I have other concerns. It’s not a terrific short-distance racer since the benefits of a carbon plate and a rocker design are less pronounced on uneven ground compared with the road, where your running gait stays pretty much the same whatever the distance and you can really feel any efficiency gains from shoes. If you’re dodging rocks and tree roots, you won’t get as much of a boost in efficiency – you’d be better off with a lighter shoe in those circumstances.

It’s also £180, which is relatively cheap compared with carbon plate road racers, but very expensive for a trail shoe. Unless you are tackling long races on harder trails, which is where the shoe is likely to perform at its best, the benefits you gain from the Vectiv are unlikely to be worth that outlay.

So even discounting the pain I felt in my foot when using the shoe, questions remain. However, its very existence is an exciting development and there’s no doubt that in certain circumstances the Vectiv does capture some of the magic of a carbon plate road shoe.

Buy from The North Face | £180

Nick Harris-Fry
Senior writer

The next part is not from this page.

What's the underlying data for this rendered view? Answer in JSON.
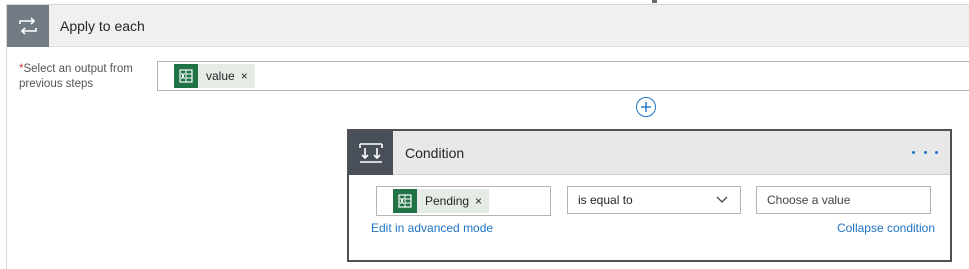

Nick Harris-Fry is a journalist who has been covering health and fitness since 2015. Nick is an avid runner, covering 70-110km a week, which gives him ample opportunity to test a wide range of running shoes and running gear. He is also the chief tester for fitness trackers and running watches, treadmills and exercise bikes, and workout headphones.